The median income for a household in the city was $90,794, and the median income for a family was $119,669. Males had a median income of $94,800 versus $52,088 for females. The per capita income for the city was $64,179. About 2.7% of families and 4.5% of the population were below the poverty line, including 3.6% of those under age 18 and 5.7% of those age 65 or over. The median single-family home price in the city was $1,500,000 as of January 2005.
The combination of Mill Valley's idyllic location nestled beneath Mount Tamalpais coupled with its ease of access to nearby San Francisco has made it a popular home for many high-income commuters. Over the last 20 years, following a trend that is endemic throughout the Bay Area, home prices have climbed in Mill Valley (the median price for a single-family home is in excess of $1.5 million as of 2005), which has had the effect of pushing out some earlier residents who can no longer afford to live in the area. This trend has also transformed Mill Valley's commercial activity, e.g. Village Music (see below) was replaced in 2008 by more luxury-oriented commercial establishments: a cupcake shop and a dog salon.
In July 2005, CNN/Money and Money magazine ranked Mill Valley tenth on its list of the 100 Best Places to Live in the United States. In 2007, MSN and Forbes magazine ranked Mill Valley seventy-third on its "Most expensive zip codes in America" list.

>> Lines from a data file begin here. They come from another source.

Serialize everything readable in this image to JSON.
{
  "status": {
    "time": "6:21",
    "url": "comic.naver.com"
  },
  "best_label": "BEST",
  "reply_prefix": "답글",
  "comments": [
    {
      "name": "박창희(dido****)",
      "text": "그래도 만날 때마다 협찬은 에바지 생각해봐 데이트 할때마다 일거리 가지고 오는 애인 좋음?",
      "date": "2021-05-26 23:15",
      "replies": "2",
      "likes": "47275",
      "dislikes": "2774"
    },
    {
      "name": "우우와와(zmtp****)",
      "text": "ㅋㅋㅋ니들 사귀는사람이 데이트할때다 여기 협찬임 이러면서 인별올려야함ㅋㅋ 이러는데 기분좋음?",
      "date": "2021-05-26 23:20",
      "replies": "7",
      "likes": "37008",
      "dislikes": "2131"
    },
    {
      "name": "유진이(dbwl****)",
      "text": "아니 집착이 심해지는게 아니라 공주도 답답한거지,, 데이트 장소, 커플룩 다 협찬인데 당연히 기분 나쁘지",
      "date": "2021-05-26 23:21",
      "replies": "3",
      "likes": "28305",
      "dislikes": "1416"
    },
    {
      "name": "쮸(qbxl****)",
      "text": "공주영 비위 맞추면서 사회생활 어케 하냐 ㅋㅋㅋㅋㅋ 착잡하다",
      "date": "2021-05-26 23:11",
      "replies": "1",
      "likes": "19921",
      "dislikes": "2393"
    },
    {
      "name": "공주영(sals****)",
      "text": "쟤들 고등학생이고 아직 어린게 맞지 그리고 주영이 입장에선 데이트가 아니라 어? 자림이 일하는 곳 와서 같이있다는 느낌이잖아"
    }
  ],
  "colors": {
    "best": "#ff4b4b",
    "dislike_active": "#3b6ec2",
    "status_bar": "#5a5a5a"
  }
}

While Mill Valley has retained elements of its earlier artistic culture through galleries, festivals, and performances, its stock of affordable housing has diminished, forcing some residents to leave the area. This trend has also affected some of the city's well-known cultural centers like Village Music and the Sweetwater Saloon. As of April 2007, only one affordable housing project was underway: an initiative to raze and rebuild an abandoned motel called the Fireside.

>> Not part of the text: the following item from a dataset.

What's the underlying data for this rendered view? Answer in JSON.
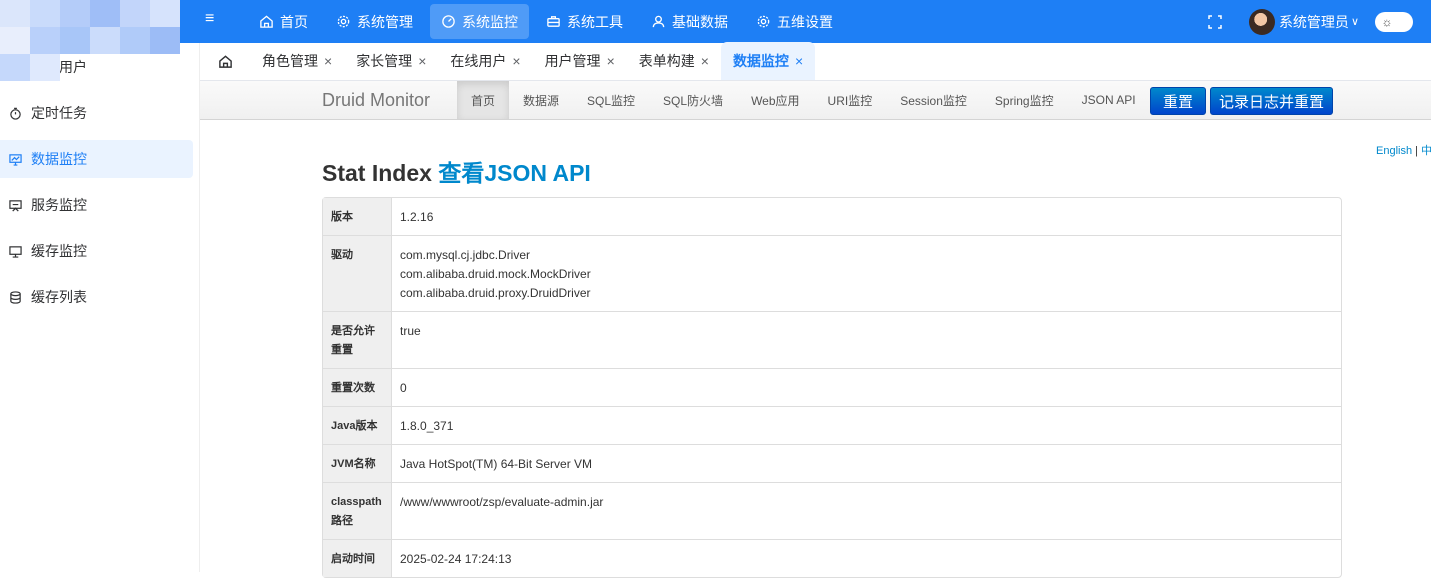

Strawberry is an unincorporated Census-designated Place to the east of the City of Mill Valley. Other CDPs with Mill Valley mailing addresses include Tamalpais-Homestead Valley and Muir Beach. Smaller unincorporated areas include Alto and Almonte.
Neighborhoods in Mill Valley:
|Almonte||"Alto" Sutton Manor||Blithedale Canyon||Boyle Park||Cascade Canyon||Country Club||Downtown||East Blithedale Corridor|
|Edgewood Cypress||Enchanted Knolls||Eucalyptus Knolls||Homestead Valley||Kite Hill||Land of Peter Pan||Marin Terrace||Marin View|
|Middle Ridge||Mill Valley Heights||Mill Valley Meadows||Miller Avenue||Molino Edgewood||Muir Woods||Old Mill||Panoramic Highway|
|Scott Highlands||Scott Valley||Sequoia Valley||Shelter Bay||Shelter Ridge||Strawberry||Sycamore||Sycamore Park|
|Tam Junction||Tamalpais Valley||Tamalpais Park||Tennessee Valley||Vernal Heights||Warner Canyon|
Mill Valley maintains many recreational parks which often contain playgrounds and other designated areas specifically designed for playing various sports. Dogs are required to be on leashes in all but one of these parks, which is specifically designated a dog park to allow the option of off-leash exercise. Mill Valley also has a prodigious but highly controversial "steps, lanes, and paths program" that provides improved pedestrian access between many of the winding and twisting residential roads that cover the hillsides. Some residents have threatened litigation alleging that some of the proposed paths represent a seizure of private property.
For those who prefer to enjoy nature from the comfort of a chair, the city's public library is nestled in a serene and scenic location at the edge of Old Mill Park where visitors may relax indoors near the wood-burning fireplace and view the redwood forest through the library's multi-storied windows, or from the outside deck which overlooks the park and Old Mill Creek.